Authors: Mathias Nowottnick, Andrej Novikov, Dirk Seehase, and Chris Kronwald Company: University of Rostock / Institute for Electronic Appliances and Circuits Date Published: 9/25/2016

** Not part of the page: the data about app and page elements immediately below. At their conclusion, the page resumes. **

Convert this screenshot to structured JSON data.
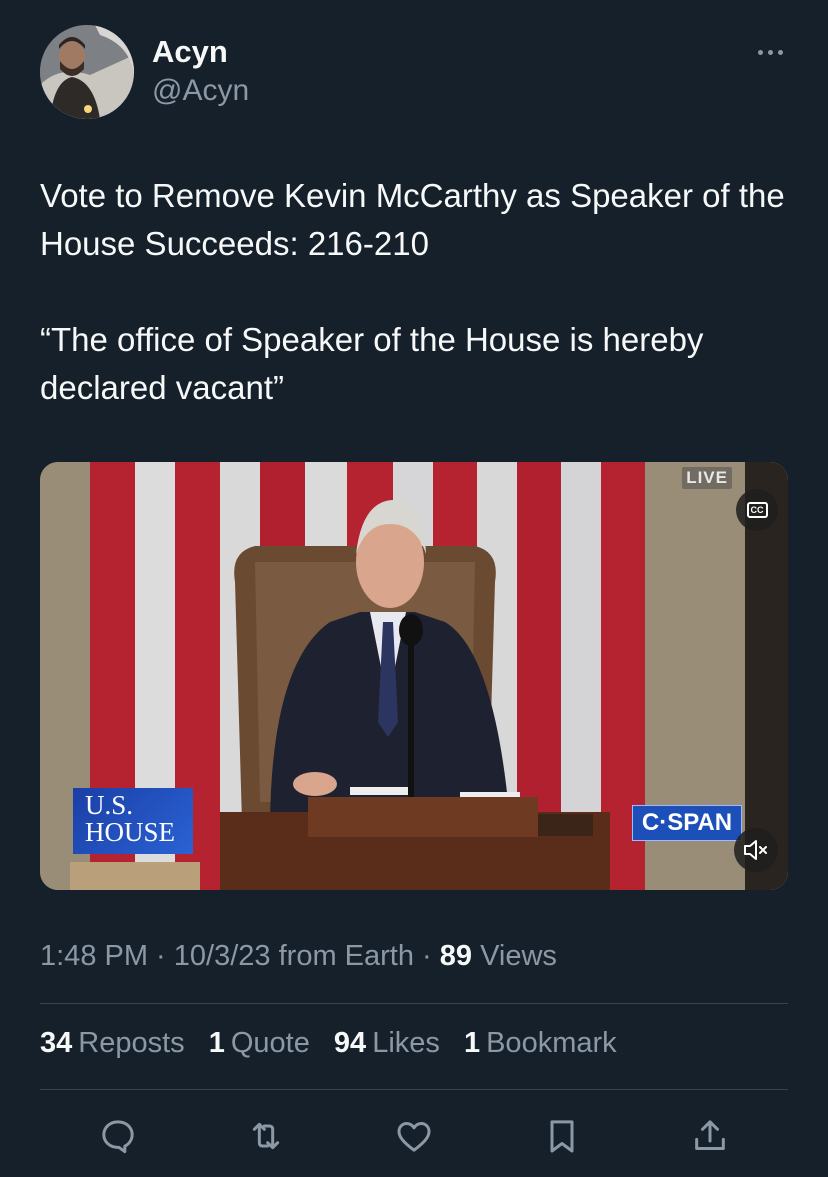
{
  "author": {
    "display_name": "Acyn",
    "handle": "@Acyn"
  },
  "tweet": {
    "line1": "Vote to Remove Kevin McCarthy as Speaker of the House Succeeds: 216-210",
    "line2": "“The office of Speaker of the House is hereby declared vacant”"
  },
  "video": {
    "live_label": "LIVE",
    "cc_label": "CC",
    "house_logo_line1": "U.S.",
    "house_logo_line2": "HOUSE",
    "network_logo": "C·SPAN"
  },
  "meta": {
    "time": "1:48 PM",
    "separator": " · ",
    "date": "10/3/23",
    "source": "from Earth",
    "views_count": "89",
    "views_label": "Views"
  },
  "stats": {
    "reposts_count": "34",
    "reposts_label": "Reposts",
    "quotes_count": "1",
    "quotes_label": "Quote",
    "likes_count": "94",
    "likes_label": "Likes",
    "bookmarks_count": "1",
    "bookmarks_label": "Bookmark"
  },
  "icons": {
    "more": "more-icon",
    "reply": "reply-icon",
    "repost": "repost-icon",
    "like": "heart-icon",
    "bookmark": "bookmark-icon",
    "share": "share-icon"
  },
  "colors": {
    "background": "#15202b",
    "primary_text": "#f7f9f9",
    "secondary_text": "#8b98a5",
    "divider": "#38444d"
  }
}
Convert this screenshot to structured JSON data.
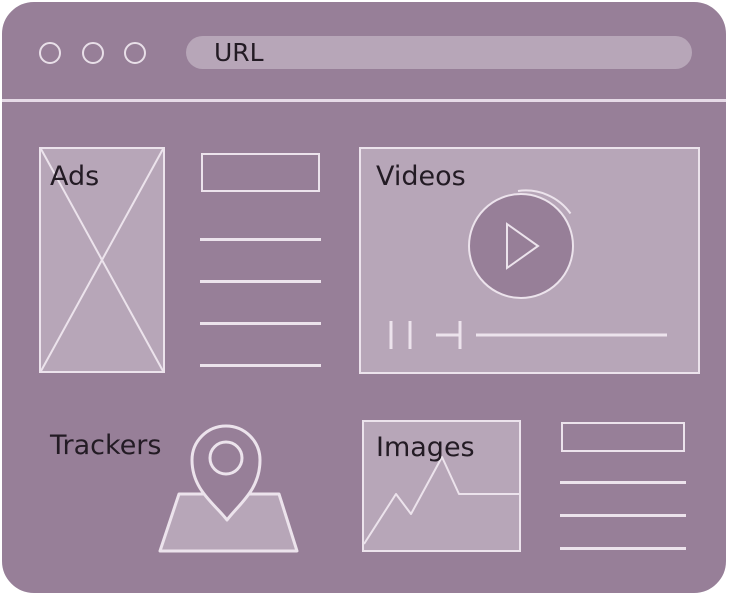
{
  "browser": {
    "url_label": "URL"
  },
  "blocks": {
    "ads_label": "Ads",
    "videos_label": "Videos",
    "trackers_label": "Trackers",
    "images_label": "Images"
  },
  "colors": {
    "background": "#977f98",
    "panel": "#b7a6b8",
    "stroke": "#ece3ec",
    "text": "#231b24"
  }
}
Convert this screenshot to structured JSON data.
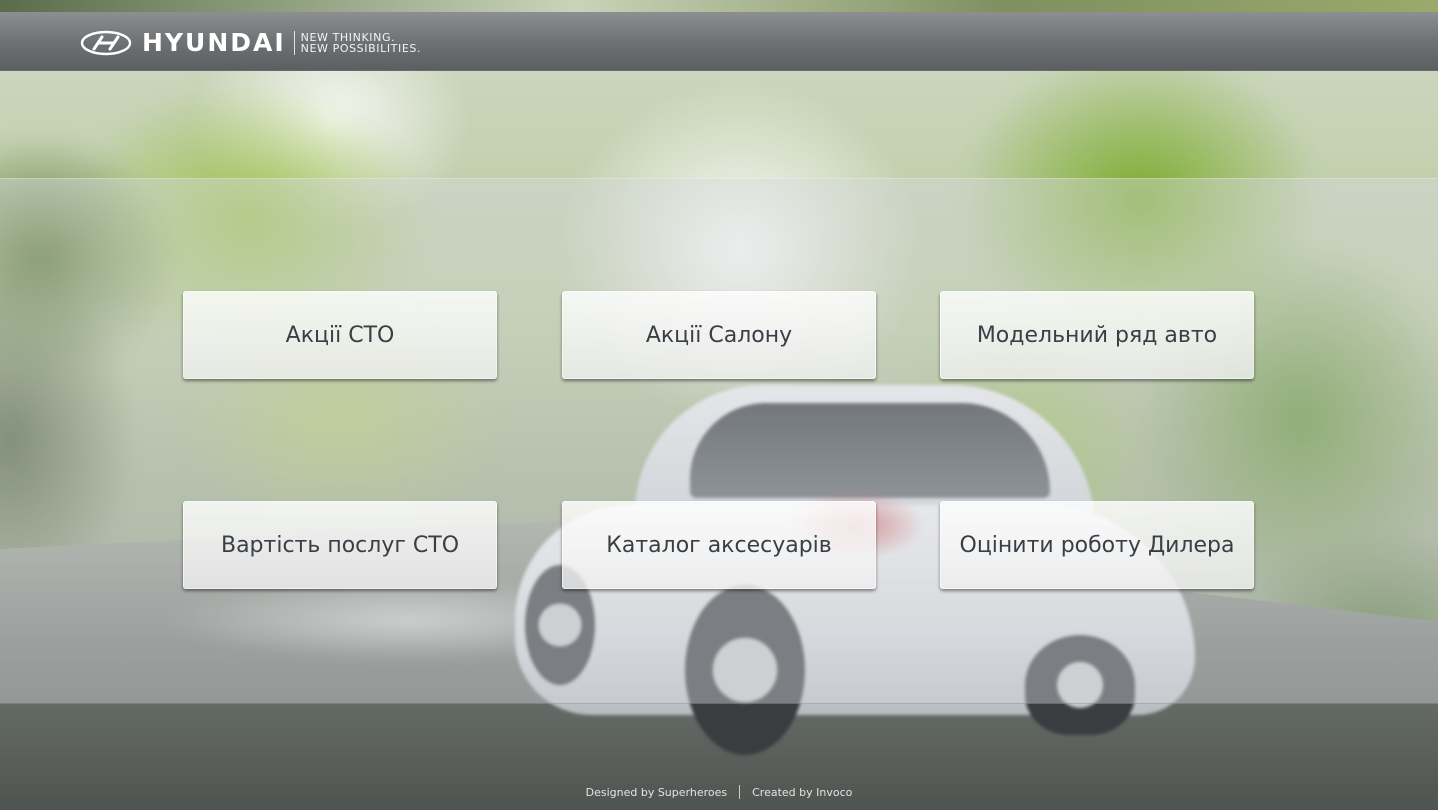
{
  "header": {
    "brand": "HYUNDAI",
    "tagline_line1": "NEW THINKING.",
    "tagline_line2": "NEW POSSIBILITIES."
  },
  "menu": {
    "items": [
      {
        "label": "Акції СТО"
      },
      {
        "label": "Акції Салону"
      },
      {
        "label": "Модельний ряд авто"
      },
      {
        "label": "Вартість послуг СТО"
      },
      {
        "label": "Каталог аксесуарів"
      },
      {
        "label": "Оцінити роботу Дилера"
      }
    ]
  },
  "footer": {
    "designed_by": "Designed by Superheroes",
    "created_by": "Created by Invoco"
  },
  "colors": {
    "header_bar": "#6d7072",
    "tile_text": "#3a3f45",
    "footer_text": "#e4e4e4"
  },
  "icons": {
    "brand_emblem": "hyundai-logo-icon"
  }
}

Abstract: Electronic assemblies should have longer and longer service life. Today there are partially demanded 20 years of functional capability for electronics for automotive application. On the other hand, smaller components, such as resistors of size 0201, are able to endure an increasing number of thermal cycles until fail of solder joints, so these are tested sometimes up to 4000 cycles. But testing until the end of life is essential for the determination of failure rates and the prognosis of reliability. Such tests require a lot of time, but this is often not available in developing of new modules. A further acceleration by higher cycle temperatures is usually not possible, because the materials are already operated at the upper limit of the load. However, the duration can be shortened by the use of liquids for passive tests, which allow faster temperature changes and shorter dwell times because of better heat transfer compared to air. The question is whether such tests lead to comparable results and what failure mechanisms are becoming effective. The same goes for active temperature cycles, in which the components itself are heated from inside and the substrate remains comparatively cold. This paper describes the various accelerated temperature cycling tests, compares and evaluates the related degradation of solder joints.
Reliability, Testing, Temperature Cycling, Power Cycles